App and web page records
━━━

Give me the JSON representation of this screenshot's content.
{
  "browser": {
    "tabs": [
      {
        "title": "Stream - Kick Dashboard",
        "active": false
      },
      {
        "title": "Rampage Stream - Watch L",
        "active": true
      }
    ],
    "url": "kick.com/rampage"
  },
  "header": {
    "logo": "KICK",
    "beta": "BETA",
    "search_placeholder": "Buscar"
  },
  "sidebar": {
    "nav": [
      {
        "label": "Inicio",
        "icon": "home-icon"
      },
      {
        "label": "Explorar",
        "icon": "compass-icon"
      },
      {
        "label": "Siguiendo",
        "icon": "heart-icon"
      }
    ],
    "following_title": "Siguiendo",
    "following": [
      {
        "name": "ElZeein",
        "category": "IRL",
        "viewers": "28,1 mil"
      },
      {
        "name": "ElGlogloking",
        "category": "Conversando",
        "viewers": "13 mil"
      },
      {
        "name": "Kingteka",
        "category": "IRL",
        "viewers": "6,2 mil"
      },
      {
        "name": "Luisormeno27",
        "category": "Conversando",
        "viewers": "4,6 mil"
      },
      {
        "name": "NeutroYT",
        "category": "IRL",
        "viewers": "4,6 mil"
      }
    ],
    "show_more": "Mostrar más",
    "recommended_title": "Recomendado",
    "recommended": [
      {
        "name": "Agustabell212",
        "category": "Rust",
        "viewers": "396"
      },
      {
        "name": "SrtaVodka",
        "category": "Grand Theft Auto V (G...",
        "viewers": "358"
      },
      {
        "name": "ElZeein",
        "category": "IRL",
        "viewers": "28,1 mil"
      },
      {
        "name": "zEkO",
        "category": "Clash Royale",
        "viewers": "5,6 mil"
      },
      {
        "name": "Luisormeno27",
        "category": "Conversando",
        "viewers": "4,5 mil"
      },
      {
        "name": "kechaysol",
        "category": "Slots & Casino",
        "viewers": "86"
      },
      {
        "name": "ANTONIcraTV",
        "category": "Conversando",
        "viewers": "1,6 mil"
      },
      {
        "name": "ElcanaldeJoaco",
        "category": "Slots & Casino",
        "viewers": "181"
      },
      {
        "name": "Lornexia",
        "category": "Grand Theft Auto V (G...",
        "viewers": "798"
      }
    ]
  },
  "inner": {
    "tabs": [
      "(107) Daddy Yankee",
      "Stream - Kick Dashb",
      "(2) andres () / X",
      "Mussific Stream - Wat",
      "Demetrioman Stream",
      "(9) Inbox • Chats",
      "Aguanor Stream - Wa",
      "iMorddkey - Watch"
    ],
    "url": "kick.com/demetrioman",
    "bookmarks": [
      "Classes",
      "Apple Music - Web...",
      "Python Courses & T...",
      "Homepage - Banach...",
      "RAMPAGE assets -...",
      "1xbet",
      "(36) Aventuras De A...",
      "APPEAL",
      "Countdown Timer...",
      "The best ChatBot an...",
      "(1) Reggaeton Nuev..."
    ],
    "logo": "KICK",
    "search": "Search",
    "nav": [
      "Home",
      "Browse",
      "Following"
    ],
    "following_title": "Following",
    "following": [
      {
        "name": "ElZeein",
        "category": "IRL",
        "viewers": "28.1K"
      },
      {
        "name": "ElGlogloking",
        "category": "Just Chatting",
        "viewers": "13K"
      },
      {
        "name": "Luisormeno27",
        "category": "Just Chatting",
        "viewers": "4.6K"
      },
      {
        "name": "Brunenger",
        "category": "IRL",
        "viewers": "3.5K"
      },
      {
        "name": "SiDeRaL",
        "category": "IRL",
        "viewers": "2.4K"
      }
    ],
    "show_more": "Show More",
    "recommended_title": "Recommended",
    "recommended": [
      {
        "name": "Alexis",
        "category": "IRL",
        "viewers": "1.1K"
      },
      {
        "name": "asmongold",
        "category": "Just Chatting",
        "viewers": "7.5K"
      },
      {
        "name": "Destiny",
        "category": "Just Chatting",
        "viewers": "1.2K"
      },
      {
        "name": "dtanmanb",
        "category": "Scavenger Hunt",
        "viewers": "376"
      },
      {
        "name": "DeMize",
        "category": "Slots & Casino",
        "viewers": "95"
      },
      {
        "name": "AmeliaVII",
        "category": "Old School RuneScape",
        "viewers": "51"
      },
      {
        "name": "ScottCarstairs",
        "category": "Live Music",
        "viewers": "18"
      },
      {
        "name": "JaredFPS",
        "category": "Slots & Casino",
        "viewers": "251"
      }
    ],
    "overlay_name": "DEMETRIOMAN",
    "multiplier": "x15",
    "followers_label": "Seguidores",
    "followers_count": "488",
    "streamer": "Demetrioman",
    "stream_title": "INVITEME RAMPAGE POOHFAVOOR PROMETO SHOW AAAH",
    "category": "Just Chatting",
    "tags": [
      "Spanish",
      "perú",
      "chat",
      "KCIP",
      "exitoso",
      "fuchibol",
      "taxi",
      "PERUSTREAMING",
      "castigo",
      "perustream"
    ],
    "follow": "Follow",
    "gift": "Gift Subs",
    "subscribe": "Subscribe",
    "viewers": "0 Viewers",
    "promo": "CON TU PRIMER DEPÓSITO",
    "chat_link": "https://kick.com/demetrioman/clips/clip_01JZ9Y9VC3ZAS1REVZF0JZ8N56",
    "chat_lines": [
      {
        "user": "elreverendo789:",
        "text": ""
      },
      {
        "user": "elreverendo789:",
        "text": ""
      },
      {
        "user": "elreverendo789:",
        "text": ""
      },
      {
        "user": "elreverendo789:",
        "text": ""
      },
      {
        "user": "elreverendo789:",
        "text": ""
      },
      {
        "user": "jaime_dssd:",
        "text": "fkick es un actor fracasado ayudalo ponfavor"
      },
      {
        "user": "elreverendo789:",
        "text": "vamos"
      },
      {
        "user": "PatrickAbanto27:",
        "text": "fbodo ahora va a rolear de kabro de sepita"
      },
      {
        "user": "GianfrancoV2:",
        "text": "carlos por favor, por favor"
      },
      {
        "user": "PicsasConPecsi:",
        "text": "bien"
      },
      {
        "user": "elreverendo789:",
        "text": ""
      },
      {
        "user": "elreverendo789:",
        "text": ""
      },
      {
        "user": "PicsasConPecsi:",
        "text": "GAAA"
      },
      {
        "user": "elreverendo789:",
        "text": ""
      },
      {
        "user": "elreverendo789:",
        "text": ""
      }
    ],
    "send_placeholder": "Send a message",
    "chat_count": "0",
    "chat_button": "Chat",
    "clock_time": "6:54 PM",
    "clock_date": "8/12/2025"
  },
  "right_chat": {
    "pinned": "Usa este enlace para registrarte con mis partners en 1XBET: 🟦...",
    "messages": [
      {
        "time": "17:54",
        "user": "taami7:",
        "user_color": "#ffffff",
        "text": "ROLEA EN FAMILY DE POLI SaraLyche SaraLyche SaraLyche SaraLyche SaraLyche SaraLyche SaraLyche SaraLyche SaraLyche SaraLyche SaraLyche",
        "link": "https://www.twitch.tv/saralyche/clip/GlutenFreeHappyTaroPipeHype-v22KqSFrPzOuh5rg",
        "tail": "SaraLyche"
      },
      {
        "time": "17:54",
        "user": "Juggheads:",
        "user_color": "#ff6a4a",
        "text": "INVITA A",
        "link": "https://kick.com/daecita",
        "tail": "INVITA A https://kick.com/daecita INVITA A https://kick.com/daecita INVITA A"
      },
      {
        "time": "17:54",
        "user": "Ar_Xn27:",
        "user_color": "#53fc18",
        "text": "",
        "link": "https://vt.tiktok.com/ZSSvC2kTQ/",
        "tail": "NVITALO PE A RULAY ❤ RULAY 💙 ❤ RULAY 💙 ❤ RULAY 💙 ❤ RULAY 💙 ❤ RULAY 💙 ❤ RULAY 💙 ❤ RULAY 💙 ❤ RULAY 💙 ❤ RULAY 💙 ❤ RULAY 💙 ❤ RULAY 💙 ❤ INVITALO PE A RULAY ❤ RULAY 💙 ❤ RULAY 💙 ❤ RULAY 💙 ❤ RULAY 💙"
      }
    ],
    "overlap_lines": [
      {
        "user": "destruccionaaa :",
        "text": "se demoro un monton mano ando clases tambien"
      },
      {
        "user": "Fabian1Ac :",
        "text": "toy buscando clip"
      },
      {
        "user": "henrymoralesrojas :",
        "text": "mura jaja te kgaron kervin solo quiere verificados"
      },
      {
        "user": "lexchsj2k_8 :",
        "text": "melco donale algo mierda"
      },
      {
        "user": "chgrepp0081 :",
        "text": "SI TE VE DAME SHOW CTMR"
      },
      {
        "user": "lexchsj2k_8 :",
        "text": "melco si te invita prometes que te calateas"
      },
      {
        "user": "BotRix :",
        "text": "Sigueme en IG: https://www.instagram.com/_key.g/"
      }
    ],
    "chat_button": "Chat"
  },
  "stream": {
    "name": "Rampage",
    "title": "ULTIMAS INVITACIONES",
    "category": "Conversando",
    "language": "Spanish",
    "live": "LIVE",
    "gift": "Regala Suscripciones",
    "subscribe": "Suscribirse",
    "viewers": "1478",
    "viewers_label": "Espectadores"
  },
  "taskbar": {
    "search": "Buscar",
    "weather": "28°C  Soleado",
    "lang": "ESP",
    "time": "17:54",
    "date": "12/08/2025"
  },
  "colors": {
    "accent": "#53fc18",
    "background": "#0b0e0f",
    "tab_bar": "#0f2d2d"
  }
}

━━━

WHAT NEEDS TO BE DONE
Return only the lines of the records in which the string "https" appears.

SOLUTION FOR THIS PROBLEM
    "chat_link": "https://kick.com/demetrioman/clips/clip_01JZ9Y9VC3ZAS1REVZF0JZ8N56",
        "link": "https://www.twitch.tv/saralyche/clip/GlutenFreeHappyTaroPipeHype-v22KqSFrPzOuh5rg",
        "link": "https://kick.com/daecita",
        "tail": "INVITA A https://kick.com/daecita INVITA A https://kick.com/daecita INVITA A"
        "link": "https://vt.tiktok.com/ZSSvC2kTQ/",
        "text": "Sigueme en IG: https://www.instagram.com/_key.g/"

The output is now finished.